## About this exercise
From the records below, give the number of lines that include the word "data". Add no other words.

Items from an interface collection
____

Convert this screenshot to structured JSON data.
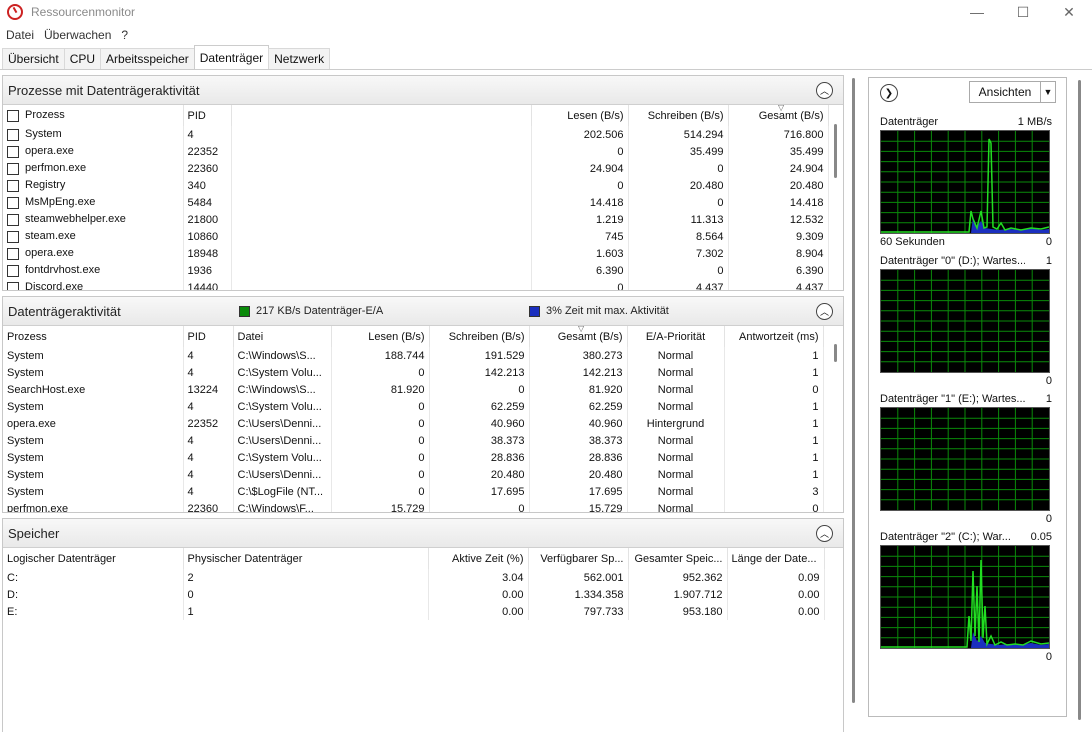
{
  "window": {
    "title": "Ressourcenmonitor",
    "minimize": "—",
    "maximize": "☐",
    "close": "✕"
  },
  "menu": [
    "Datei",
    "Überwachen",
    "?"
  ],
  "tabs": [
    "Übersicht",
    "CPU",
    "Arbeitsspeicher",
    "Datenträger",
    "Netzwerk"
  ],
  "active_tab": "Datenträger",
  "processes": {
    "title": "Prozesse mit Datenträgeraktivität",
    "columns": [
      "Prozess",
      "PID",
      "",
      "Lesen (B/s)",
      "Schreiben (B/s)",
      "Gesamt (B/s)"
    ],
    "rows": [
      [
        "System",
        "4",
        "202.506",
        "514.294",
        "716.800"
      ],
      [
        "opera.exe",
        "22352",
        "0",
        "35.499",
        "35.499"
      ],
      [
        "perfmon.exe",
        "22360",
        "24.904",
        "0",
        "24.904"
      ],
      [
        "Registry",
        "340",
        "0",
        "20.480",
        "20.480"
      ],
      [
        "MsMpEng.exe",
        "5484",
        "14.418",
        "0",
        "14.418"
      ],
      [
        "steamwebhelper.exe",
        "21800",
        "1.219",
        "11.313",
        "12.532"
      ],
      [
        "steam.exe",
        "10860",
        "745",
        "8.564",
        "9.309"
      ],
      [
        "opera.exe",
        "18948",
        "1.603",
        "7.302",
        "8.904"
      ],
      [
        "fontdrvhost.exe",
        "1936",
        "6.390",
        "0",
        "6.390"
      ],
      [
        "Discord.exe",
        "14440",
        "0",
        "4.437",
        "4.437"
      ]
    ]
  },
  "activity": {
    "title": "Datenträgeraktivität",
    "legend_io": "217 KB/s Datenträger-E/A",
    "legend_active": "3% Zeit mit max. Aktivität",
    "color_io": "#0a8a0a",
    "color_active": "#1b2fbf",
    "columns": [
      "Prozess",
      "PID",
      "Datei",
      "Lesen (B/s)",
      "Schreiben (B/s)",
      "Gesamt (B/s)",
      "E/A-Priorität",
      "Antwortzeit (ms)"
    ],
    "rows": [
      [
        "System",
        "4",
        "C:\\Windows\\S...",
        "188.744",
        "191.529",
        "380.273",
        "Normal",
        "1"
      ],
      [
        "System",
        "4",
        "C:\\System Volu...",
        "0",
        "142.213",
        "142.213",
        "Normal",
        "1"
      ],
      [
        "SearchHost.exe",
        "13224",
        "C:\\Windows\\S...",
        "81.920",
        "0",
        "81.920",
        "Normal",
        "0"
      ],
      [
        "System",
        "4",
        "C:\\System Volu...",
        "0",
        "62.259",
        "62.259",
        "Normal",
        "1"
      ],
      [
        "opera.exe",
        "22352",
        "C:\\Users\\Denni...",
        "0",
        "40.960",
        "40.960",
        "Hintergrund",
        "1"
      ],
      [
        "System",
        "4",
        "C:\\Users\\Denni...",
        "0",
        "38.373",
        "38.373",
        "Normal",
        "1"
      ],
      [
        "System",
        "4",
        "C:\\System Volu...",
        "0",
        "28.836",
        "28.836",
        "Normal",
        "1"
      ],
      [
        "System",
        "4",
        "C:\\Users\\Denni...",
        "0",
        "20.480",
        "20.480",
        "Normal",
        "1"
      ],
      [
        "System",
        "4",
        "C:\\$LogFile (NT...",
        "0",
        "17.695",
        "17.695",
        "Normal",
        "3"
      ],
      [
        "perfmon.exe",
        "22360",
        "C:\\Windows\\F...",
        "15.729",
        "0",
        "15.729",
        "Normal",
        "0"
      ]
    ]
  },
  "storage": {
    "title": "Speicher",
    "columns": [
      "Logischer Datenträger",
      "Physischer Datenträger",
      "Aktive Zeit (%)",
      "Verfügbarer Sp...",
      "Gesamter Speic...",
      "Länge der Date..."
    ],
    "rows": [
      [
        "C:",
        "2",
        "3.04",
        "562.001",
        "952.362",
        "0.09"
      ],
      [
        "D:",
        "0",
        "0.00",
        "1.334.358",
        "1.907.712",
        "0.00"
      ],
      [
        "E:",
        "1",
        "0.00",
        "797.733",
        "953.180",
        "0.00"
      ]
    ]
  },
  "right_panel": {
    "view_button": "Ansichten",
    "graphs": [
      {
        "label": "Datenträger",
        "scale": "1 MB/s",
        "bottom_left": "60 Sekunden",
        "bottom_right": "0",
        "activity": "high"
      },
      {
        "label": "Datenträger \"0\" (D:); Wartes...",
        "scale": "1",
        "bottom_left": "",
        "bottom_right": "0",
        "activity": "none"
      },
      {
        "label": "Datenträger \"1\" (E:); Wartes...",
        "scale": "1",
        "bottom_left": "",
        "bottom_right": "0",
        "activity": "none"
      },
      {
        "label": "Datenträger \"2\" (C:); War...",
        "scale": "0.05",
        "bottom_left": "",
        "bottom_right": "0",
        "activity": "high"
      }
    ],
    "grid_color": "#0a8a0a",
    "line_color": "#22dd22",
    "fill_color": "#1b2fbf"
  }
}
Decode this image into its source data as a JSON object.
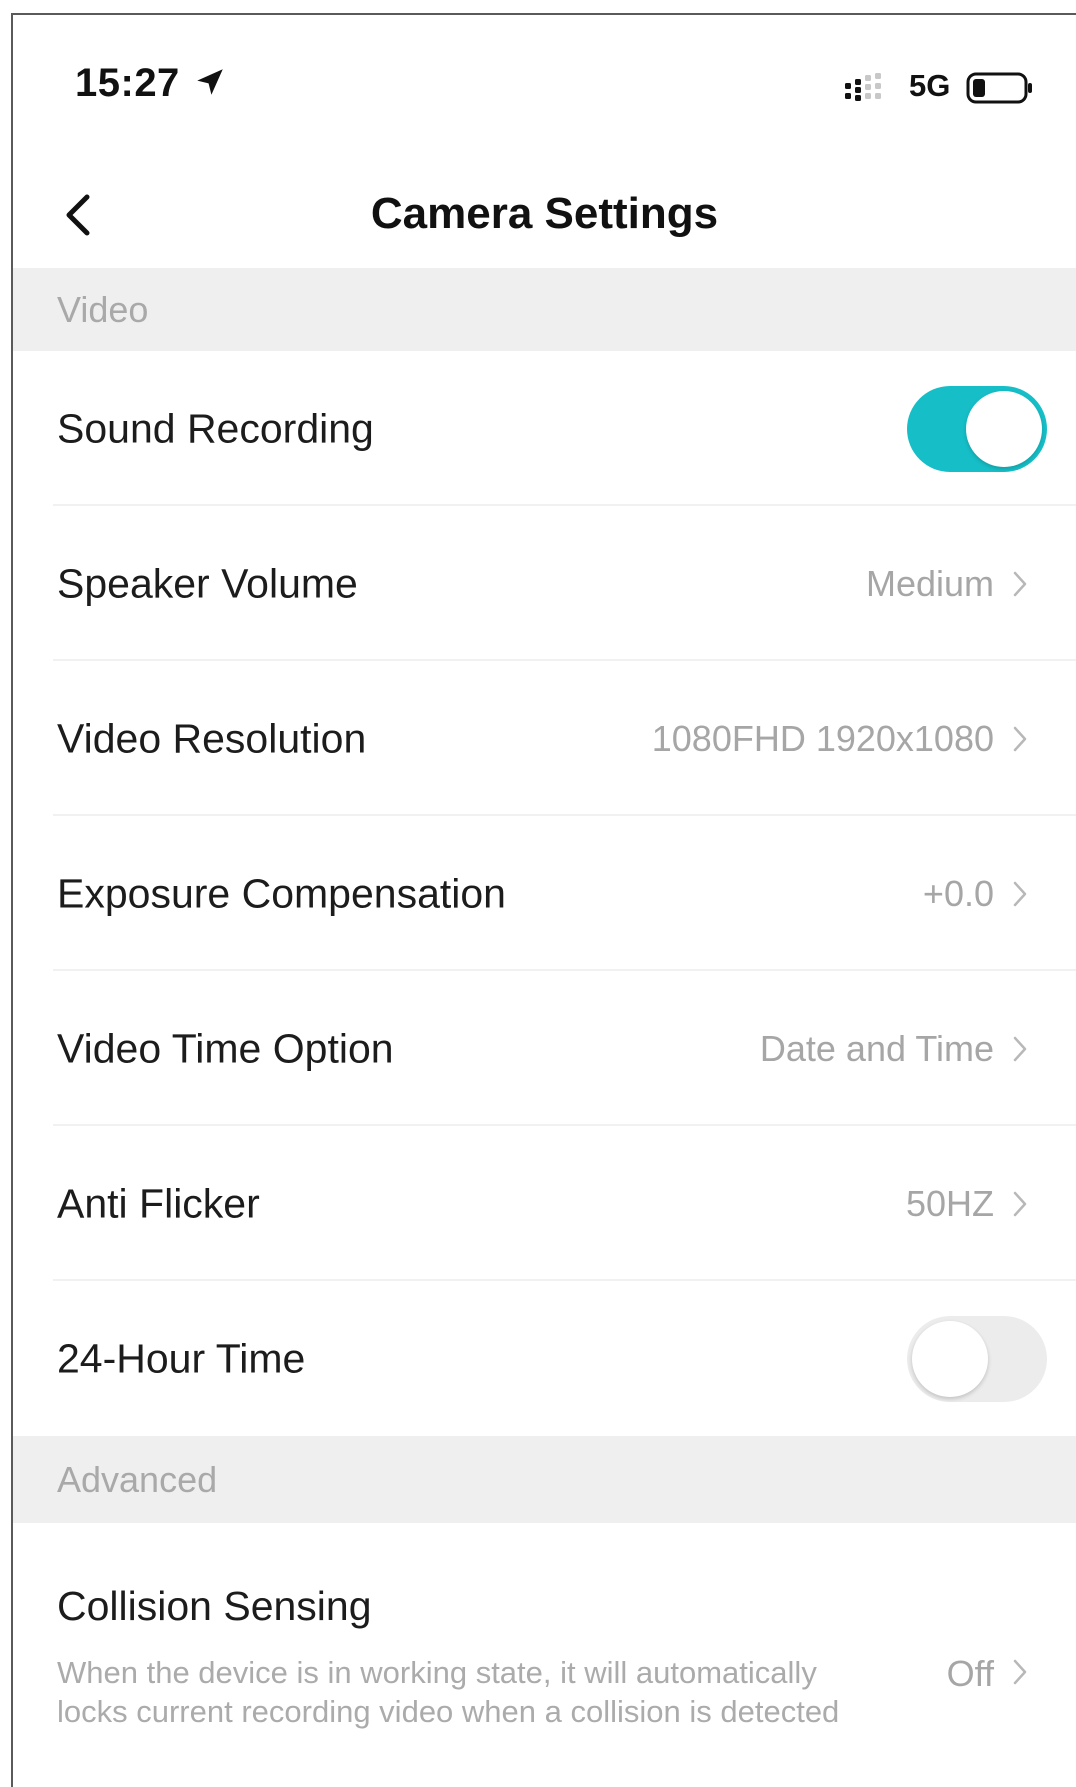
{
  "status_bar": {
    "time": "15:27",
    "network": "5G",
    "icons": [
      "location-arrow-icon",
      "signal-icon",
      "battery-icon"
    ]
  },
  "header": {
    "title": "Camera Settings",
    "back_icon": "chevron-left-icon"
  },
  "sections": {
    "video": {
      "title": "Video",
      "rows": {
        "sound_recording": {
          "label": "Sound Recording",
          "toggle": "on"
        },
        "speaker_volume": {
          "label": "Speaker Volume",
          "value": "Medium"
        },
        "video_resolution": {
          "label": "Video Resolution",
          "value": "1080FHD 1920x1080"
        },
        "exposure_compensation": {
          "label": "Exposure Compensation",
          "value": "+0.0"
        },
        "video_time_option": {
          "label": "Video Time Option",
          "value": "Date and Time"
        },
        "anti_flicker": {
          "label": "Anti Flicker",
          "value": "50HZ"
        },
        "hour_24_time": {
          "label": "24-Hour Time",
          "toggle": "off"
        }
      }
    },
    "advanced": {
      "title": "Advanced",
      "rows": {
        "collision_sensing": {
          "label": "Collision Sensing",
          "description": "When the device is in working state, it will automatically locks current recording video when a collision is detected",
          "value": "Off"
        }
      }
    }
  },
  "colors": {
    "accent": "#16bfc8",
    "section_bg": "#efefef",
    "muted_text": "#a6a6a6",
    "primary_text": "#1c1c1c"
  }
}
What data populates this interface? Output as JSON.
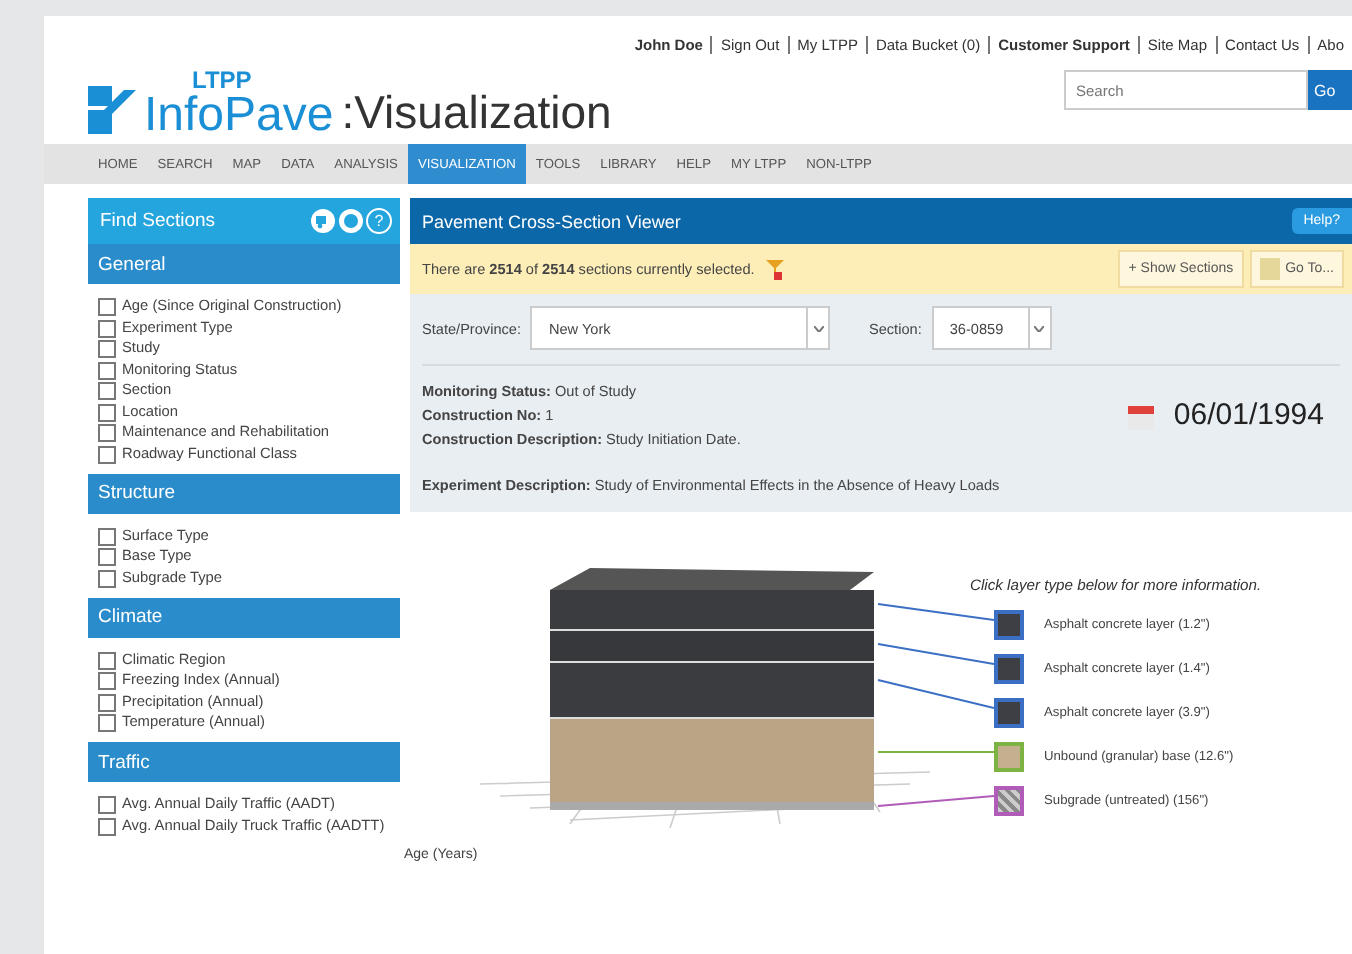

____

## Exercise result
3